The Myth Behind Work-Life Balance
Work-life balance implies two things that in this day and age, no longer hold true: Compartmentalisation and distribution. The first meaning that your professional life is separate from your personal life and the latter referring to some form of time allocation that needs to take place to evenly distribute those activities in order to remain sane.
The viewpoint of treating your work and personal life as two separate activities is intrinsically flawed. If you have an argument with a colleague at work or if you simply had a bad day at the office, you will bring that emotional state into your family and social interactions. Conversely, if a loved one is sick or if you are experiencing financial troubles, this frame of mind will carry over to your job or main occupation. Work and personal life are two aspects of ONE life; they are both completely intertwined and interlinked with one another. Separating the two is simply not possible.

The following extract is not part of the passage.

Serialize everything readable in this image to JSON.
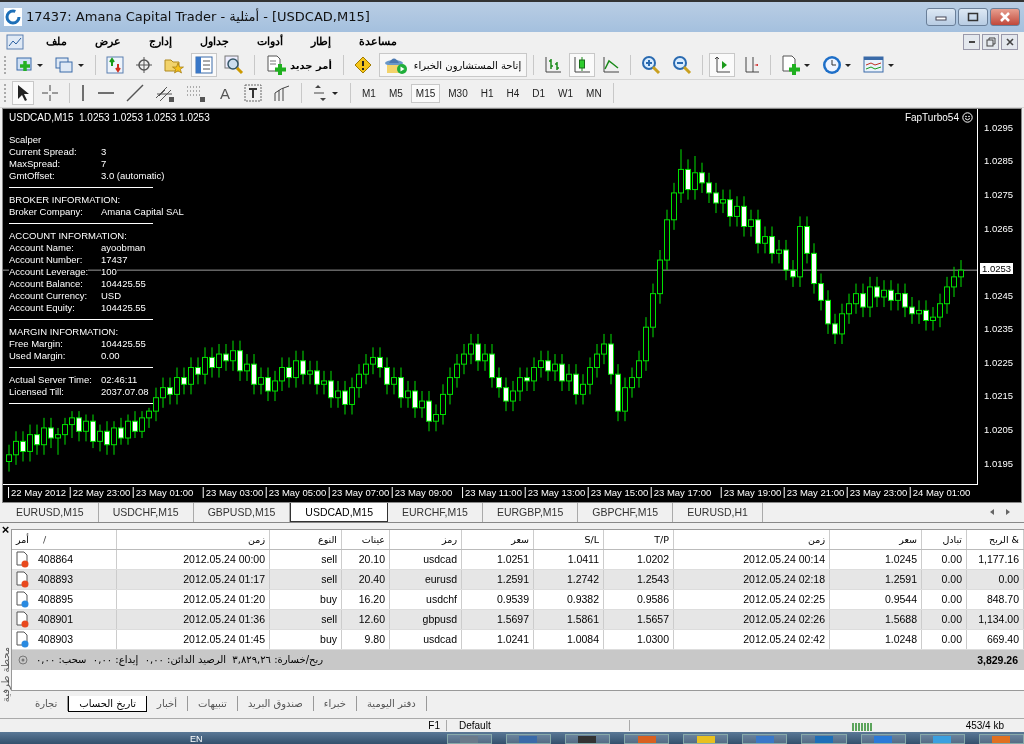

As far as the distribution aspect that the word “balance” implies, put it this way: if you dislike your job and your personal life is a shambles, then work-life balance suggests that you should evenly distribute your misery. Simply absurd.
What people are looking for deep down is personal and professional fulfilment — not balance. When it comes to professional fulfilment, people are looking for opportunities to use their strengths and talents, to feel respected, valued and to know that they are making a lasting contribution. As far as personal fulfilment, most people desire healthy, fun and loving relationships as well as opportunities for self-development that will make them enhanced versions of themselves.
When I look at my life, it is very clear that there is a total lack of “work-life balance” in the traditional sense. I give seminars, workshops, personal coaching and participate in speaking engagements in many countries around the world. Sometimes I find myself preparing for a speech on a Saturday evening and playing with my children on a Tuesday morning during regular business hours. Every week is completely different; there is not an even distribution of hardly any aspect of my life, apart from the time I set aside for exercise and silent meditation. Luckily, I find fulfilment in most of what I do and the irregular time distribution amongst these activities is the least of my concerns.
There is quote from a Zen Buddhist master that has been nestled in my mind for years, a quote that I consider a personal favourite, which hopefully will strike a chord with you:
“The master in the art of living makes little distinction between his work and his play, his labor and his leisure, his mind and his body, his education and his recreation, his love and his religion.
He hardly knows which is which.
He simply pursues his vision of excellence at whatever he does, leaving others to decide whether he is working or playing. To him he is always doing both.”
If you achieve personal and professional fulfilment in your life, what is there to balance? What do you think? Let me know your thoughts…
CÃ©sar Gamio, Chopra Center Master Educator